• _The problem_
The number of lines below that contain the word "disks" is all that the answer should hold.

Dataset rows describing interfaces:
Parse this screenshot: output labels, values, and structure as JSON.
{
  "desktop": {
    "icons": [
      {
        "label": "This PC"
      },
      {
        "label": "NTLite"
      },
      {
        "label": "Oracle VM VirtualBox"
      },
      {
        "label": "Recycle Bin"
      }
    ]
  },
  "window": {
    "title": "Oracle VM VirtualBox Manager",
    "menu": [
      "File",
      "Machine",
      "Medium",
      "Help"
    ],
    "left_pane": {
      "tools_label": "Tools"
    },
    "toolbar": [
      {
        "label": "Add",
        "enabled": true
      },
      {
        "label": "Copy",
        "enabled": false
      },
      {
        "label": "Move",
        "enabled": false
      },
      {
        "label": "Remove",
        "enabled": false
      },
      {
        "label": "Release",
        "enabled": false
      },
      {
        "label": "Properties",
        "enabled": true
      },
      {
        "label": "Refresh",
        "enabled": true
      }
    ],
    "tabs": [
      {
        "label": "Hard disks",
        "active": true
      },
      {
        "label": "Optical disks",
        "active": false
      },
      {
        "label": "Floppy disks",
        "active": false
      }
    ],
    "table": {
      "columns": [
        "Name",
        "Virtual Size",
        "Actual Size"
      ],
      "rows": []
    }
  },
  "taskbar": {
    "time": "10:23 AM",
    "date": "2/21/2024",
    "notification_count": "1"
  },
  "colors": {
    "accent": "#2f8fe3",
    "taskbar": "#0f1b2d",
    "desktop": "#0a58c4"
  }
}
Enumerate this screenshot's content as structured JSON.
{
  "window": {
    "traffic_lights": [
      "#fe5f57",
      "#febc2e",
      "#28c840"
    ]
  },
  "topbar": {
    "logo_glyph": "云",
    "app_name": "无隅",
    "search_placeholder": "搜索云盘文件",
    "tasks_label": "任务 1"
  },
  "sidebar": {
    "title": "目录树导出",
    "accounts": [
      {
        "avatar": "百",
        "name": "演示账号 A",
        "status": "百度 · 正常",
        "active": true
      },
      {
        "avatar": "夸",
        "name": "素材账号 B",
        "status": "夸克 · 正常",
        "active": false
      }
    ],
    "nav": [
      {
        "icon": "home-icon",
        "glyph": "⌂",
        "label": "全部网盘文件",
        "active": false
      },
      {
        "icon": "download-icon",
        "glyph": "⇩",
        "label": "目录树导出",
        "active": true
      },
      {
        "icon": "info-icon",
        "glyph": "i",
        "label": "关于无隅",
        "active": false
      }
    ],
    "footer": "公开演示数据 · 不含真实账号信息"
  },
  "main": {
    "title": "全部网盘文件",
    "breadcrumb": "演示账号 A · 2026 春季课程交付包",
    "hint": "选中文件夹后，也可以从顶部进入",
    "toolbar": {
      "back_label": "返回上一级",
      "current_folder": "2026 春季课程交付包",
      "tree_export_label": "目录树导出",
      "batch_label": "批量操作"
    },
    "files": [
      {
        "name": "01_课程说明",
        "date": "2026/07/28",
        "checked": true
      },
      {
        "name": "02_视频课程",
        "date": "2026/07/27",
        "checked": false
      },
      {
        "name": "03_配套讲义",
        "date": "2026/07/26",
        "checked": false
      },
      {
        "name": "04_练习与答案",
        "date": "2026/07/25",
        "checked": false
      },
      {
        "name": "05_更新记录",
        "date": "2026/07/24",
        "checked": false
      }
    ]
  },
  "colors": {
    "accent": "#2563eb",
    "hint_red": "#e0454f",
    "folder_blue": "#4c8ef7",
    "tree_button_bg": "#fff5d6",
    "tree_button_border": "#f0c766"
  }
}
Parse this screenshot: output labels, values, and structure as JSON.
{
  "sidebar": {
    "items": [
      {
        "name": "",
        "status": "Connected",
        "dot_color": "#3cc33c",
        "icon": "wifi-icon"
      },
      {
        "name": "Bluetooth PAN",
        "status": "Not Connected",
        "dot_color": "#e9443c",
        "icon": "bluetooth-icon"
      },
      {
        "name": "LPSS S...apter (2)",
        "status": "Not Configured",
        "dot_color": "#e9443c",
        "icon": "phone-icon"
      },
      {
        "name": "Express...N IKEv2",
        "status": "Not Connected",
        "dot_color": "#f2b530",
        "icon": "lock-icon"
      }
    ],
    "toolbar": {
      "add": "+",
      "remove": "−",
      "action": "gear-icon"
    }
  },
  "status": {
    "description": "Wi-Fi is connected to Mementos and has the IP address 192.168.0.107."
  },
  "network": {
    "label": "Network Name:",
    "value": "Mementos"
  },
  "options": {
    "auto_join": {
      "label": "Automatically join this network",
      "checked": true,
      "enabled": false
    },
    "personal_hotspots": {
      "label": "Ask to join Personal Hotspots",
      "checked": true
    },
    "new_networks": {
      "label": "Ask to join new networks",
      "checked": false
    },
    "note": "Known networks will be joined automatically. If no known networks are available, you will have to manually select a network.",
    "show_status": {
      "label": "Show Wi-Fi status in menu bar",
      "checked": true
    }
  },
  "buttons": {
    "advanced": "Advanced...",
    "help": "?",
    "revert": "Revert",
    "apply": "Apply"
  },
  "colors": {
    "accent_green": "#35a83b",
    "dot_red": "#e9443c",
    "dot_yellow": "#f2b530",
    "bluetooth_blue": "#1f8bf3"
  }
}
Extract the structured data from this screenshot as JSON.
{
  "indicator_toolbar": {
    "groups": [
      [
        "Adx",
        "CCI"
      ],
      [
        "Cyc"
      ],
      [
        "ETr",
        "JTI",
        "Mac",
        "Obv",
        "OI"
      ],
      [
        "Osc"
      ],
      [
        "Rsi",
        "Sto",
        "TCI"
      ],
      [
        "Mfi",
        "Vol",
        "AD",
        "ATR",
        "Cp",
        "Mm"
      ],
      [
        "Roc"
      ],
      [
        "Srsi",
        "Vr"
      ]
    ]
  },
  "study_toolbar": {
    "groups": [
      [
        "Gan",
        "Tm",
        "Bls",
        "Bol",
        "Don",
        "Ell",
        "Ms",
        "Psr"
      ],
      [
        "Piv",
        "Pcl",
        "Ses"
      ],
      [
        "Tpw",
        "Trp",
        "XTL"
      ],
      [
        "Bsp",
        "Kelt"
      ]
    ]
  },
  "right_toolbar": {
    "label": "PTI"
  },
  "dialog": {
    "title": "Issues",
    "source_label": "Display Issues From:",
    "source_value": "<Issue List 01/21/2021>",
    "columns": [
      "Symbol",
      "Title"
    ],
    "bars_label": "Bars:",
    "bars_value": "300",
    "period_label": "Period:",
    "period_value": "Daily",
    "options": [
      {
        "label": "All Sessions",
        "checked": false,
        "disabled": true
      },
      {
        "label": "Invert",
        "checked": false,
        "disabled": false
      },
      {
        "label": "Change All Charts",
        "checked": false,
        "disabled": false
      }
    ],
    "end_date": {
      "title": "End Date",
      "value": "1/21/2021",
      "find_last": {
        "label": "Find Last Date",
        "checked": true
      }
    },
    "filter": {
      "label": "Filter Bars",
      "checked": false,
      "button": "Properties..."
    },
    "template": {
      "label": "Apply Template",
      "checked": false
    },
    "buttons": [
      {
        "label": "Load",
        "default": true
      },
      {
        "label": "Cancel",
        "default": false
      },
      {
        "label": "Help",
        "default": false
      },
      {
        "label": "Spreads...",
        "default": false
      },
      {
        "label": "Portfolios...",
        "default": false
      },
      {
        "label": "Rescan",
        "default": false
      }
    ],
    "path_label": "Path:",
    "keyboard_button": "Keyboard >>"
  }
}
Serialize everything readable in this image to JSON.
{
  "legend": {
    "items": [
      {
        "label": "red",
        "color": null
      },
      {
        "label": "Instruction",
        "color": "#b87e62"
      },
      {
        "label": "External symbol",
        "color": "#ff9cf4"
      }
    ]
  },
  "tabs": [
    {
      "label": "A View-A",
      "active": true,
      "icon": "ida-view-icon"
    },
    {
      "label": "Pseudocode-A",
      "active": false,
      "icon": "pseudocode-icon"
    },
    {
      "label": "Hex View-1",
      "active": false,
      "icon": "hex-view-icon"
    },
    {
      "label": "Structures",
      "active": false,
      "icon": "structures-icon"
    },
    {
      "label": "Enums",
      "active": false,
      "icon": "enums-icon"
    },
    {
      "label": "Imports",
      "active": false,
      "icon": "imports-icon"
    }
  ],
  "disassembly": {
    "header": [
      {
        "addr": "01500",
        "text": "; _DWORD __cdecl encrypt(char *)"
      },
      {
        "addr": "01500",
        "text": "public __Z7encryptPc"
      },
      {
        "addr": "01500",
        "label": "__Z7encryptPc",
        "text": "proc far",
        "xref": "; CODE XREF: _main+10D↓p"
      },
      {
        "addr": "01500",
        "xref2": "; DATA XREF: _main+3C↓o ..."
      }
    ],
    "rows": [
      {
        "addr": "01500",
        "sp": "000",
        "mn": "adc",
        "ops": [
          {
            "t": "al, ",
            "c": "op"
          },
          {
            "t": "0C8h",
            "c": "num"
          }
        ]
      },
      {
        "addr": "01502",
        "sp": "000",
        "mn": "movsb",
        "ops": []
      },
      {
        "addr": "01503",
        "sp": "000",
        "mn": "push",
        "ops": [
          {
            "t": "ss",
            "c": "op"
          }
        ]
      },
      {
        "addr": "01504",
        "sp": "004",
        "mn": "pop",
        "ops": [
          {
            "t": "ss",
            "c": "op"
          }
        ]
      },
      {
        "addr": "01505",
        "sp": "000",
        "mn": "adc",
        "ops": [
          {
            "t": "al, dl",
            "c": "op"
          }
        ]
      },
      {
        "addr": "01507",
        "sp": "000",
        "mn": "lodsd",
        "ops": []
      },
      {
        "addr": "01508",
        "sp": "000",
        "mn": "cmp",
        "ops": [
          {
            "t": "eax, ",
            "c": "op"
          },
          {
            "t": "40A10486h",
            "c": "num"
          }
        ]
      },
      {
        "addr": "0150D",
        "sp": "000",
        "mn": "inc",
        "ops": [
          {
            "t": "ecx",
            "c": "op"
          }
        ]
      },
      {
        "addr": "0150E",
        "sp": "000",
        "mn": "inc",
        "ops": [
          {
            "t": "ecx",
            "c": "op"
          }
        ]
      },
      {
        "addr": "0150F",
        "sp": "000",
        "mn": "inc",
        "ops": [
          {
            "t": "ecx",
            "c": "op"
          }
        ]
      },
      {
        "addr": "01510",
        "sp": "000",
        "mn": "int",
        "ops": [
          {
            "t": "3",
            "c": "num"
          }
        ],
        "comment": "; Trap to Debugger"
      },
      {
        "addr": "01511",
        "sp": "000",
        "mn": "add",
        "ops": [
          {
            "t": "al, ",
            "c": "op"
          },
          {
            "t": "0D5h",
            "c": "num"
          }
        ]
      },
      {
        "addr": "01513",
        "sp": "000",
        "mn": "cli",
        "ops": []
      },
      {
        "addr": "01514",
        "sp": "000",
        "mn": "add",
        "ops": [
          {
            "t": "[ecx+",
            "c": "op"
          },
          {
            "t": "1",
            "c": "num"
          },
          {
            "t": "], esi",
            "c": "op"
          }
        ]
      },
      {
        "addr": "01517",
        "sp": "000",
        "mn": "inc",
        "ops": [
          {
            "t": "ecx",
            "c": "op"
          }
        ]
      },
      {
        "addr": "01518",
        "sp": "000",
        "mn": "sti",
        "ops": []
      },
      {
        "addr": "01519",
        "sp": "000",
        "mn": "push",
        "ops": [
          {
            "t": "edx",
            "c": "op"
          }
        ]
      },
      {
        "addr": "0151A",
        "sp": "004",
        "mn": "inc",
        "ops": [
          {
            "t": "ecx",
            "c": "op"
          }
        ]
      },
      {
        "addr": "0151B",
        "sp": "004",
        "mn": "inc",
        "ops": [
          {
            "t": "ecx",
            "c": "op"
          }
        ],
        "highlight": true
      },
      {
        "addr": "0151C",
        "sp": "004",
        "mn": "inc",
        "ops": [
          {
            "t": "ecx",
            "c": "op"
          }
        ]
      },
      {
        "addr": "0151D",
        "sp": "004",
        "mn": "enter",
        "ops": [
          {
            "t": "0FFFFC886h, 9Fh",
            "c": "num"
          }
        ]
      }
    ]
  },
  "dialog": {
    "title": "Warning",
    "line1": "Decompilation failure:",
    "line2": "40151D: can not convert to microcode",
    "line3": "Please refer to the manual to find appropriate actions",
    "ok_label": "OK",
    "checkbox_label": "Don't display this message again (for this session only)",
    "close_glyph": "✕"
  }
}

• _Answer box_
3